U.S. President Barack Obama has ruled out sending ground troops to Iraq to fight militants of the so-called Islamic State, or ISIS, despite officials in Washington describing the extremist group as the biggest threat the United States has faced in years. Henry Ridgwell reports from London on the growing uncertainty over whether the West’s response to ISIS will be enough to defeat the terrorist threat.
Video

Video Coalition to Fight Islamic State Could Reward Assad

The United States along with European and Mideast allies are considering a broader assault against Islamic State fighters who have spread from Syria into Iraq and risk further destabilizing an already troubled region. But as VOA State Department Correspondent Scott Stearns reports, confronting those militants could end up helping the embattled Syrian President Bashar al-Assad.
Video

Video Made in America Socks Get Toehold in Online Fashion Market

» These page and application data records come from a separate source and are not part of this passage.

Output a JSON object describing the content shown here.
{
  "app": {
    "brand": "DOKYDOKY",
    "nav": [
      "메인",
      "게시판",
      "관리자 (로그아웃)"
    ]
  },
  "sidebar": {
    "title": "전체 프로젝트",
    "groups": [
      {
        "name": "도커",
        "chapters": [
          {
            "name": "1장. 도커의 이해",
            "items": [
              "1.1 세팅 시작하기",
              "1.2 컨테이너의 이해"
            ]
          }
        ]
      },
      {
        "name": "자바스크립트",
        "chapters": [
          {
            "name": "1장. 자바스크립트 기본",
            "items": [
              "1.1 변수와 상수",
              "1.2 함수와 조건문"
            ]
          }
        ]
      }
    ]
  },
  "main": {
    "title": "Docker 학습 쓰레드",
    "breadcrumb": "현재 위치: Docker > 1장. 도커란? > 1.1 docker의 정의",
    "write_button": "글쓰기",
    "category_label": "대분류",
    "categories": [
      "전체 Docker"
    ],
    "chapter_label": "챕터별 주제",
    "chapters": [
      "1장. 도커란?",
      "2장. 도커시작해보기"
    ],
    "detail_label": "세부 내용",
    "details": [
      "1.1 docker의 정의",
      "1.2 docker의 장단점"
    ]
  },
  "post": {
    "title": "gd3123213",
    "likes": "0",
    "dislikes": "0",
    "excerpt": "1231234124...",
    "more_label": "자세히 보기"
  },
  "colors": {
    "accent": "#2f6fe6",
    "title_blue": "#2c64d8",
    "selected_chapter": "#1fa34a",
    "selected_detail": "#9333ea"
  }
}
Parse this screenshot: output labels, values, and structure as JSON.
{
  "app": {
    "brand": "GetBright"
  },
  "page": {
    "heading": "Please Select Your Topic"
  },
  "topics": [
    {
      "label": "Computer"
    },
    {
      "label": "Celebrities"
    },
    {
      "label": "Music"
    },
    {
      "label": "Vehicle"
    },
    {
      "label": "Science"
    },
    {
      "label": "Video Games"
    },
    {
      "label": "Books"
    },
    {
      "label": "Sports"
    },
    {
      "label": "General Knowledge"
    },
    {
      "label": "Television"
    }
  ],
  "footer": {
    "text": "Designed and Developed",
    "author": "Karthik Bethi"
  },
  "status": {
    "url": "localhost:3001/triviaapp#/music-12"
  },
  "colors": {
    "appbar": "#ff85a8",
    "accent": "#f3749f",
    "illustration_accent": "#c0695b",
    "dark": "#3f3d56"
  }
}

Three young entrepreneurs are hoping to revolutionize the high-end sock industry by introducing all-American creations of their own. And they’re doing most of it the old-fashioned way. VOA’s Julie Taboh recently caught up with them to learn what goes into making their one-of-a-kind socks.
Video

Video Americans, Ex-Pats Send Relief Supplies to West Africa

Health organizations from around the world are sending supplies and specialists to the West African countries that are dealing with the worst Ebola outbreak in history. On a smaller scale, ordinary Americans and African expatriates living in the United States are doing the same. VOA's Carol Pearson reports.
Video

Video America's Most Popular Artworks Displayed in Public Places

Public places in cities across America were turned into open-air art galleries in August. Pictures of the nation’s most popular artworks were displayed on billboards, bus shelters, subway platforms and more. The idea behind “Art Everywhere,” a collaborative campaign by five major museums is to allow more people to enjoy art and learn about the country’s culture and history. Faiza Elmasry has more.
Video

Video Chinese Doctors Use 3-D Spinal Implant

A Chinese boy suffering from a debilitating bone disease has become the first patient with a part of his spine created in a three-dimensional printer. Doctors say he will soon regain normal mobility. VOA’s George Putic reports.
Video

Video India’s Leprosy Battle Stymied by Continuing Stigma

Medical advancements in the treatment of leprosy have greatly diminished its impact around the world, largely eliminating the disease from most countries. India made great strides in combating leprosy, but still accounts for a majority of the world’s new cases each year, and the number of newly infected Indians is rising - more than 130,000 recorded last year. Doctors there say the problem has more to do with society than science. Shaikh Azizur Rahman reports from Kolkata.

AppleAndroid